Environmental solutions are becoming more precise and targeted and therefore more impactful. Water harvesting is an example. For a long time just boring a hole and putting water back into the ground was regarded as enough. Not any more, as our cover story shows. How rainwater is to be collected and reused will depend on a host of factors — not least among them being the rainfall available, topography and usage patterns. The recharge well idea comes from Chennai where, after a hiatus, it is being revived.
On the other hand, the success at Rainbow Drive in Bengaluru could serve as inspiration for other housing estates. But replicating recharge wells without taking into account local conditions would be a folly. What works in Karnataka may not work in Haryana where rainfall is not as plentiful and soil conditions are different. In fact, solutions should vary from one housing colony to the next in the same city.
Similarly, ponds and tanks serve to raise groundwater levels in their own way and further create a microclimate conducive to vegetation that might not otherwise have existed. Expertise is emerging in water harvesting and leading to entrepreneurship with small companies being formed to offer professional services. At the same time traditional well diggers are making a comeback and earning a living as water harvesting gets organised.
At the core of these changes is the growing scarcity of water and the realisation that it is not sustainable to draw on distant sources. Distributed solutions are more efficient and there is really no substitute for a healthy hydrological cycle. Catching water where it falls as rain is the best means of meeting one’s needs and also shaping one’s needs according to what is available.

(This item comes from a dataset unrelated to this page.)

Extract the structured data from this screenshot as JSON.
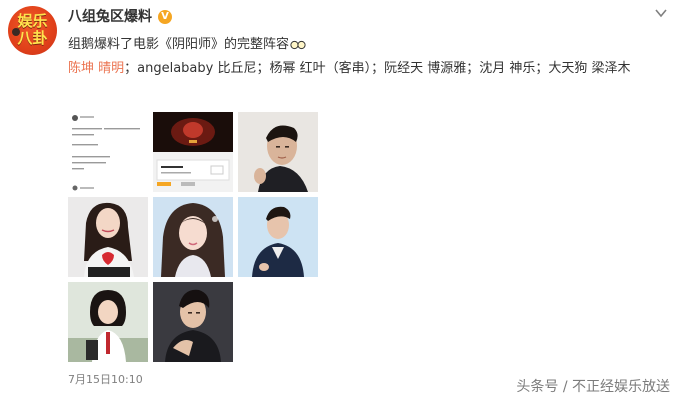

The Delhi Jal Board under the Aam Aadmi Party government is being innovative in finding urban water solutions. In our last issue we reported on a constructed wetland being used as a low-cost sewage treatment plant. In this issue we have a report on how polluting effluents from an east Delhi drain are being cleansed and recycled as usable water. A start-up has provided the technology and it is not expensive. Governments will have to show such flexibility if the mounting environmental problems of cities are to be addressed. There is a need to bring expertise on board and accept the need for diverse solutions — sometimes varying within a single neighbourhood.
Outliers like Pradip Krishen bring both passion and knowledge to the search for environmental answers. It was wonderful interviewing him on Delhi’s trees for this issue. Unfortunately, the Forest Department bureaucracy has not been too eager to draw on his ideas and Krishen’s work on urban forests has been happening in Jodhpur and Jaipur.
We also caught up with Chandra Bhushan who has set up iFOREST to use technology to scale up environmental solutions. He has a great track record of working with industry during his many years spent at the Centre for Science and Environment (CSE) and we wish him success.